I was so completely taken with Hao Jiang Tian's memoir that I carried it halfway around world to finish reading it. Tian let me into his world, one filled with astonishing events and candid details. He has a natural storytelling voice in finding the strange and humorous ironies that link past and present. ALONG THE ROARING RIVER is as riveting as a well- told novel.
I was deeply moved by Tian's story, how he struggled to survive in the maelstrom of Mao's China and then how he toiled to succeed as an artist in America. Along the Roaring River is a rich, wonderful story that is exciting, passionate, and informative. As an abandoned kid forced to work in a factory during the Cultural Revolution, Tian had dreams of a better life. It is no surprise that music—like it did for me—took him to a higher place, and it was thrilling to read how music fueled this young man's wild imagination and provided a passion for living. His tales of survival as an artist in the U.S. and ultimately the world helped me to appreciate the challenges that Asians face as they take on the highest of Western art forms.
This book reads like a suspense novel.
Allan Miller, film maker, From Mao to Mozart, Isaac Stern in China; Itzhak Perlman in Shanghai; The Turandot Project
Tian's gripping and moving memoir spans many different worlds, discovering in each the common humanity which binds them together. This is a book which makes us want to sing!
David Henry Hwang, playwright, Tony Award winner, M. Butterfly
I have sung eight operas with Tian since his Met debut, and now I understand how the passion and strength in that beautiful voice were created in desperate and dangerous times. Tian has had a life worthy of an opera!
[N]othing can match the operatic Hao Jiang Tian backstory for sheer excitement; these memoirs ...provide a riveting read.
Tian's autobiography reveals a born storyteller.... [T]his is a thoroughly engrossing book, and, indeed, a unique one. Not to be missed.
...[A]n altogether delicious book.
...[So] riveting and filled with fascinating detail that it reads like a page-turning novel... Highly recommended.
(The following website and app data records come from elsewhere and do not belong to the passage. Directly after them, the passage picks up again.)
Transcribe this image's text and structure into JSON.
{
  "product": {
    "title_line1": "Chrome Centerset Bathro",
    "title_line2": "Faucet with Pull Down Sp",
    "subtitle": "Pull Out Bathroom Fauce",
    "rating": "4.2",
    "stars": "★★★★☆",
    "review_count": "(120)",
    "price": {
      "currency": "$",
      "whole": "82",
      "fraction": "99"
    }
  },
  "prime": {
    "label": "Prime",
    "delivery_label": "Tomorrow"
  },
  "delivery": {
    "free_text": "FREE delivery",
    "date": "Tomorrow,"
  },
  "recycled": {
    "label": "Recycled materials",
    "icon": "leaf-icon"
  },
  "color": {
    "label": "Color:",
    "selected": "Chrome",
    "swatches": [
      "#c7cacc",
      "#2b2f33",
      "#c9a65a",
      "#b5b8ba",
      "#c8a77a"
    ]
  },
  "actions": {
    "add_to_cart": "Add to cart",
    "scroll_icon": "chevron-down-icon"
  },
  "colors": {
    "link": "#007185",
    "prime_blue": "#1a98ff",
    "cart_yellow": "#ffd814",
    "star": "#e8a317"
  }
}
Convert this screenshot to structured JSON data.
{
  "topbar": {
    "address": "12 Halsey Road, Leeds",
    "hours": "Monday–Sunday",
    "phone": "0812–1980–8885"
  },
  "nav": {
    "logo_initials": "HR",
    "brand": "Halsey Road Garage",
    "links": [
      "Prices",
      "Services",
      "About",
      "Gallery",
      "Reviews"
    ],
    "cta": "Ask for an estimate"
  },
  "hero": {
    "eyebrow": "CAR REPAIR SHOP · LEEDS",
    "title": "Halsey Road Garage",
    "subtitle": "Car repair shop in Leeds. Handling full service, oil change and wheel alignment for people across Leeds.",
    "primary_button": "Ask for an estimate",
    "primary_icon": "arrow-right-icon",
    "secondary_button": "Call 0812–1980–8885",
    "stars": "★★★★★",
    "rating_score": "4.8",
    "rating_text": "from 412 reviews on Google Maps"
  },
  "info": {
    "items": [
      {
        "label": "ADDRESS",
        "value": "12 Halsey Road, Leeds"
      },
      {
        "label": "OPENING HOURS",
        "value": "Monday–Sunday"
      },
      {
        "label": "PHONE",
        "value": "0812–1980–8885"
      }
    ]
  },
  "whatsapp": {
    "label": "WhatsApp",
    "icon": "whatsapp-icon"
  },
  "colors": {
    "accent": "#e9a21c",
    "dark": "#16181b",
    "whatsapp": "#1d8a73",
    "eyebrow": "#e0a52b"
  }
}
"FROM MAO TO THE MET" AIRED ON PBS IN 2009-2010.
"Little in Tian's childhood suggested he would become the most celebrated Chinese-born opera singer on the international stage. His early exposure to music was largely limited to the drab propaganda blaring over public-address systems, such as the Cultural Revolution's omnipresent anthem, 'The East is Red.' As art solely served the Revolution's goals, anything else, particularly Western music, was condemned as "spiritually polluted." While he was supporting himself as a worker in the Beijing Boiler Factory, Tian joined the Factory's Thought Propaganda Team, cranking out ditties such as "Our Lives are Full of Sunshine" and often ditching work to carouse with his equally rowdy friends. He realized he was on a dead-end path but also recognized that traditional avenues of escape from the factory — such as the military or the university — were politically closed to him. After a stranger observed that the loud-mouthed young man had promise as an opera singer, Tian threw himself into voice lessons, ultimately landing a soloist slot at the prestigious Central Philharmonic Society. But his "hooliganism" also flourished: Tian was almost banished from the program for wiggling his hips, Elvis-style, while singing 'Jambalaya' ('son of a gun, we'll have big fun on the bayou') before the horrified citizens of Harbin," begins Todd B. Sollis in his glowing review of Along the Roaring River in Opera News.
The book chronicles Tian's truly wild, and truly inspiring ride from Mao to the Met--his transformation--beginning with a fateful encounter with Luciano Pavarotti, and encountering bias against Chinese singers along the way--from child of the Cultural Revolution to man of the world.